Tuesday, 27 December 2011

Countryside Code

Although it is only December already there are lambs being born on farms around the country.  There are also a lot of ewes about who will be due to lamb over the next couple of months.

It is important to keep your dog under control at all times and to respect the countryside; but it is more important at this time of year.  Ewes with lambs are very protective of thier babies and they may charge and chase your dog;  ewes in lamb that panic can miscarry.

Any dog can chase sheep, strange dogs cause sheep to panic.  You must, by law, have your dog under close control when walking, even if you are following a footpath.  Close control does not have to mean on a lead but if you cannot rely on your dog to stay beside you or to listen to your signals then you should have it on a short lead of around one metre or 3ft long.

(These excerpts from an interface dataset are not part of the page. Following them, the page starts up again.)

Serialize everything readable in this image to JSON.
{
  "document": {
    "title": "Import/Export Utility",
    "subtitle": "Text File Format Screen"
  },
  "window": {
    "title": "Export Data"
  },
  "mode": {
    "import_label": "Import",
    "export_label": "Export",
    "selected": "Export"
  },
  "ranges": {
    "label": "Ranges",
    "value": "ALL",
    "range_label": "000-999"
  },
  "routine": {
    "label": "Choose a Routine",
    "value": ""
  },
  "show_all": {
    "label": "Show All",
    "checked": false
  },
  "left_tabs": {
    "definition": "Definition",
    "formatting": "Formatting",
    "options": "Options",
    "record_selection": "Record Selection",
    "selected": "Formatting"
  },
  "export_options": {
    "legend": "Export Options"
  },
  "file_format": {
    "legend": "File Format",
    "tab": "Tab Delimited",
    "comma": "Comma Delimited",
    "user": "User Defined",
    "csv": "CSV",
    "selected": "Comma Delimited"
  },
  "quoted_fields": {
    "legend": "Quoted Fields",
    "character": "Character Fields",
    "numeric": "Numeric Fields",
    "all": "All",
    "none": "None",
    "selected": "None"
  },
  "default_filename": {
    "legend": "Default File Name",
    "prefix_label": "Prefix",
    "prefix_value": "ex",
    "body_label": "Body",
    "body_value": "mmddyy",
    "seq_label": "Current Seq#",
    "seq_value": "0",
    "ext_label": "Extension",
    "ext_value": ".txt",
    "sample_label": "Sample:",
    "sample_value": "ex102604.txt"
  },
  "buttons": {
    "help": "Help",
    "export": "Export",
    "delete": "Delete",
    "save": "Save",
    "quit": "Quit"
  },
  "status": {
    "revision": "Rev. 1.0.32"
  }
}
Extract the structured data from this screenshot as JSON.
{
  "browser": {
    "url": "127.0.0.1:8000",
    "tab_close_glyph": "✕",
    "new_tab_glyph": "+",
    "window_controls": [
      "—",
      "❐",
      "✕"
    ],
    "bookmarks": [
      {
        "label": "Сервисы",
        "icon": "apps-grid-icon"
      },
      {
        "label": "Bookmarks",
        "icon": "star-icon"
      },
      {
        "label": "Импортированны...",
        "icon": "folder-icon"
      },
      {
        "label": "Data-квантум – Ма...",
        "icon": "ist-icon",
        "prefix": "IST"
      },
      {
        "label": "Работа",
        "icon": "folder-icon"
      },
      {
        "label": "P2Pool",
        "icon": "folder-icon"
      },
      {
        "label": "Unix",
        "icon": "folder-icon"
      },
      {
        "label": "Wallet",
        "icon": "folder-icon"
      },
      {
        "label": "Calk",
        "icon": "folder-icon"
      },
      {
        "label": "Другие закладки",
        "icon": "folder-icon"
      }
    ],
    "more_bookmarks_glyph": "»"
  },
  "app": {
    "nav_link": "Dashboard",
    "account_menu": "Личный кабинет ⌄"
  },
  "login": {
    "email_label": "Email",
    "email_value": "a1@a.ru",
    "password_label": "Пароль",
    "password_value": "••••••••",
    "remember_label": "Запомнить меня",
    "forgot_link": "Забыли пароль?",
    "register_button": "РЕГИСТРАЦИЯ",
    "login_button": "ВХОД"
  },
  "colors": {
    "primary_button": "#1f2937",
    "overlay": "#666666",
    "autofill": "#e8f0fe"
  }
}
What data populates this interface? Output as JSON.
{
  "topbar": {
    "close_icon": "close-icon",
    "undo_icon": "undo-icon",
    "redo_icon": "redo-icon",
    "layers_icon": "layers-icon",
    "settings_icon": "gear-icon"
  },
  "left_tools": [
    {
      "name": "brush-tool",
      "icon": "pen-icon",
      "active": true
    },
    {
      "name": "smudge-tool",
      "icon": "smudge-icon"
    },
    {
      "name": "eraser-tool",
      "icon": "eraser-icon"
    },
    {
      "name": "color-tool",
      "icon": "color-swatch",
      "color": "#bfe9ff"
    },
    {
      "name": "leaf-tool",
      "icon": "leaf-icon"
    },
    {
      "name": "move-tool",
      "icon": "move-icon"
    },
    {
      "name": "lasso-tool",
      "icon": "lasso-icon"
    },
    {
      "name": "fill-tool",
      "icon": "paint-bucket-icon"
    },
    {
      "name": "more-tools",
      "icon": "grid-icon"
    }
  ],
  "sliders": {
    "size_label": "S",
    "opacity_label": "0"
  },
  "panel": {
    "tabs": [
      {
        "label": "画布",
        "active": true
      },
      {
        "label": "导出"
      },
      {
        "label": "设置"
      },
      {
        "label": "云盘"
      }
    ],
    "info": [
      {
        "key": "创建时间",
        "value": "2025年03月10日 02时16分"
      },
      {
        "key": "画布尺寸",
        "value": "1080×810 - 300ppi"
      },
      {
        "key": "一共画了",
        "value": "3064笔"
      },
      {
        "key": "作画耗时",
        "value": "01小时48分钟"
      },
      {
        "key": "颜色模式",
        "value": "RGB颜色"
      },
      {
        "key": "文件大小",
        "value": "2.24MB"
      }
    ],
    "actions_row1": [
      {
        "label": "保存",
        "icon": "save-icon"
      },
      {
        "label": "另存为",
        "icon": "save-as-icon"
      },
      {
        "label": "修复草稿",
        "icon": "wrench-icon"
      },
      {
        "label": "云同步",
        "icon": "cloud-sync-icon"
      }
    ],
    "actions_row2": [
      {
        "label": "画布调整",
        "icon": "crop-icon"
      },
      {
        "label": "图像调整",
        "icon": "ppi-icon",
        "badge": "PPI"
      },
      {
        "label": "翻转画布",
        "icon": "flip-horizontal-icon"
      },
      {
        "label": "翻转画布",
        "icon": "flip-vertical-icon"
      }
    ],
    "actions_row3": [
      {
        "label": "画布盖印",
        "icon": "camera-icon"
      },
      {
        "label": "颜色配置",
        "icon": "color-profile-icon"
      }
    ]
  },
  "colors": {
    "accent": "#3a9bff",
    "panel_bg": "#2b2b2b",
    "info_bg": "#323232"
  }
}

 A farmer is within their rights to shoot any dog they percieve to be worrying animals, this does not just mean a loose dog, if your dog is on a flexi lead that is extended your dog can be counted as worrying sheep!  You must also have your dog under close control during the nesting period for ground birds (1st March - 31st July)

Other rules in the Countryside Code are leaving gates and property as you find them, take nothing home but your own litter.

At this time of year the weather can be unpredicable and it starts to get dark early so be prepared, wear suitable clothing and footware, make sure your phone is charged up and have a torch with you.

Thursday, 22 December 2011

Winter tips and Cloverleaf update

Busy grooming day today.  I have a space or two available between Christmas and New Year if you want your pooch looking good for the festivities.

Other than that I am booking behaviour, training and grooming sessions for January 2012, where did the year go?

Currently working on a mobile basis until the Canine Centre is opened, which won't be long now. Then you will be able to drop your dog off, enjoy a cuppa in the nearby cafe, do a spot of shopping or even pop into the hairdresser and have yourself pampered.

Winter is on us now and the weather is only going to get worse.  Once the gritters start putting salt down, please remember to wash your dog's feet after walks.  Road salt can be very toxic to dogs, their systems cannot cope with the amount of sodium in it.  Dogs like to lick thier paws clean so a good foot wash will get the salt off them, whereas a wipe with the towel won't.

Monday, 19 December 2011

Natural dog training

There are a lot of people claiming different ways of training your dog.  Some of these people will use equipment that I just won't; from ecollars to water pistols.  See my previous post "Punishing your dog" .

You may even hear people say "we only use natural methods".  Ask questions and find out what these "natural" methods are.  Dog's don't train other dogs, they speak dog, sometimes with an accent that others find hard to understand so they get into trouble, dogs are happy for other dogs to be dogs!

Natural methods vary, but are often based on so called pack rules, The list of pack rules is inconsistent but generally include, not allowing the dog on furniture, to lie in doorways, to start or end games or attention seeking behaviour or to pull on the leash; to always eat before your dog, go through doorways first, to be able to remove your dog’s food while it is eating and to put your dog into a down (alpha roll - see previous post as above).

 Taking the rules one at a time it is possible to unpick them and how they do not relate to wolf or dog behaviour and how as humans we are not equipped to mimic canine behaviour  For instance always eating before your dog is impractical and can also send mixed messages if you are unable to eat first.

You may get told that you must eat before your dog as that is what happens in the wild, or you may even get told that is what wolves do.  Both of these statements are incorrect.  Wild dogs and wolves will let the next generation eat first.  What happens if you are going out for a meal?  Do you have to eat something before the dog anyway?  What about if someone in the household is not in or is ill and unable to eat?

Ever been told to pinch your dog in the neck using a hand that mimics how another dog would bite and make a "tsssk" noise at the same time?  I'm yet to hear a dog make that sound or bite another dog in that manner to make it behave or to stop being dominant. Biting in play or aggression I've seen, so what is your dog thinking when you do this?
 
People can teach dogs to behave to suit us using classical and operant conditioning and dogs can learn how to use operant conditioning to manipulate people and their environment to gain reward. Conditioning is based on sound science researched for years, it's used to manage wild animals is zoos and to train Orca in Seaworld.

A futher explaination of Classical and Operant Conditioning will be in a future post.



Thursday, 15 December 2011

Punishing your dog?

Most training revolves around establishing consequences for the dog’s behavior. Operant Conditioning defines these following four types of consequences.
  1. Positive reinforcement adds something to the situation to increase the chance of the behavior being exhibited again.
  2. Negative reinforcement removes something from the situation to increase the chance of the behavior being exhibited again.
  3. Positive punishment adds something to the situation to decrease the chance of the behavior being exhibited again.
  4. Negative punishment removes something from the situation to decrease the chance of the behavior being exhibited again.
Punishment is not retribution!  It is not pysically abusing your dog!